§ THE PROBLEM: Copy out the records that follow, leaving every character as it is.

*** DATASET ENTRIES ***

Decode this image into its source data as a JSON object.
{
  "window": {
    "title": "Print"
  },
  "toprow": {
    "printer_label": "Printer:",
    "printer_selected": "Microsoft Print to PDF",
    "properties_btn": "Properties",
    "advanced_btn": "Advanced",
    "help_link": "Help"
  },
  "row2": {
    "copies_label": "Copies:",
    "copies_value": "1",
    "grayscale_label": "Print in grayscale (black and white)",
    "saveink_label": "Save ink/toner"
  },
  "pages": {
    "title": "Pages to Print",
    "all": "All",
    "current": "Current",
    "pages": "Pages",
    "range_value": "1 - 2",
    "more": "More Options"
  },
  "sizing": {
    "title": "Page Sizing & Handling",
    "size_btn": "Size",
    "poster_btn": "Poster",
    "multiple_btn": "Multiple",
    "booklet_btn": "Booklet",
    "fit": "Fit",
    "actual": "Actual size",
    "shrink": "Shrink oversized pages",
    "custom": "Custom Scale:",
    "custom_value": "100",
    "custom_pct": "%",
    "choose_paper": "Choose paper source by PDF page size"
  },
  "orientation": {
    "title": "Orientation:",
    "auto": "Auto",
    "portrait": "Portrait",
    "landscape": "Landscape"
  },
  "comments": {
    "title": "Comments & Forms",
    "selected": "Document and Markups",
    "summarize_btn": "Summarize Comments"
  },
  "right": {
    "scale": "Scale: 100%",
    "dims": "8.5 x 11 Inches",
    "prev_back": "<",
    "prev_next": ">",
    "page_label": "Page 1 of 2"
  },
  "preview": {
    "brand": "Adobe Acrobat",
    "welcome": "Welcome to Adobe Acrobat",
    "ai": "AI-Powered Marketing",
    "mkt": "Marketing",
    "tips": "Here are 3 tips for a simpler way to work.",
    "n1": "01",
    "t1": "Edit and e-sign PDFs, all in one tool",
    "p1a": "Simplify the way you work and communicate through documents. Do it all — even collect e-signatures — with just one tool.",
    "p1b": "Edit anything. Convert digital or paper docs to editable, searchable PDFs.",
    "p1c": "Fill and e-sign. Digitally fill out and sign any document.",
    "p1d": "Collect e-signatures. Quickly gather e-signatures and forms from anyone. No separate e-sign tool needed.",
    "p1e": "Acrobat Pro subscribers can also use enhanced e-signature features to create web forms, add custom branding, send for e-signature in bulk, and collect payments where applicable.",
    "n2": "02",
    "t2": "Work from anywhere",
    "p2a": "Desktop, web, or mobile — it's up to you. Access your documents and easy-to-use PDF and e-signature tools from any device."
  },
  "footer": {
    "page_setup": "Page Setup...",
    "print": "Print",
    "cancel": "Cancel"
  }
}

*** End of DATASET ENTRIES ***

§ RESULT OF THE EXERCISE:
Decode this image into its source data as a JSON object.
{
  "window": {
    "title": "Print"
  },
  "toprow": {
    "printer_label": "Printer:",
    "printer_selected": "Microsoft Print to PDF",
    "properties_btn": "Properties",
    "advanced_btn": "Advanced",
    "help_link": "Help"
  },
  "row2": {
    "copies_label": "Copies:",
    "copies_value": "1",
    "grayscale_label": "Print in grayscale (black and white)",
    "saveink_label": "Save ink/toner"
  },
  "pages": {
    "title": "Pages to Print",
    "all": "All",
    "current": "Current",
    "pages": "Pages",
    "range_value": "1 - 2",
    "more": "More Options"
  },
  "sizing": {
    "title": "Page Sizing & Handling",
    "size_btn": "Size",
    "poster_btn": "Poster",
    "multiple_btn": "Multiple",
    "booklet_btn": "Booklet",
    "fit": "Fit",
    "actual": "Actual size",
    "shrink": "Shrink oversized pages",
    "custom": "Custom Scale:",
    "custom_value": "100",
    "custom_pct": "%",
    "choose_paper": "Choose paper source by PDF page size"
  },
  "orientation": {
    "title": "Orientation:",
    "auto": "Auto",
    "portrait": "Portrait",
    "landscape": "Landscape"
  },
  "comments": {
    "title": "Comments & Forms",
    "selected": "Document and Markups",
    "summarize_btn": "Summarize Comments"
  },
  "right": {
    "scale": "Scale: 100%",
    "dims": "8.5 x 11 Inches",
    "prev_back": "<",
    "prev_next": ">",
    "page_label": "Page 1 of 2"
  },
  "preview": {
    "brand": "Adobe Acrobat",
    "welcome": "Welcome to Adobe Acrobat",
    "ai": "AI-Powered Marketing",
    "mkt": "Marketing",
    "tips": "Here are 3 tips for a simpler way to work.",
    "n1": "01",
    "t1": "Edit and e-sign PDFs, all in one tool",
    "p1a": "Simplify the way you work and communicate through documents. Do it all — even collect e-signatures — with just one tool.",
    "p1b": "Edit anything. Convert digital or paper docs to editable, searchable PDFs.",
    "p1c": "Fill and e-sign. Digitally fill out and sign any document.",
    "p1d": "Collect e-signatures. Quickly gather e-signatures and forms from anyone. No separate e-sign tool needed.",
    "p1e": "Acrobat Pro subscribers can also use enhanced e-signature features to create web forms, add custom branding, send for e-signature in bulk, and collect payments where applicable.",
    "n2": "02",
    "t2": "Work from anywhere",
    "p2a": "Desktop, web, or mobile — it's up to you. Access your documents and easy-to-use PDF and e-signature tools from any device."
  },
  "footer": {
    "page_setup": "Page Setup...",
    "print": "Print",
    "cancel": "Cancel"
  }
}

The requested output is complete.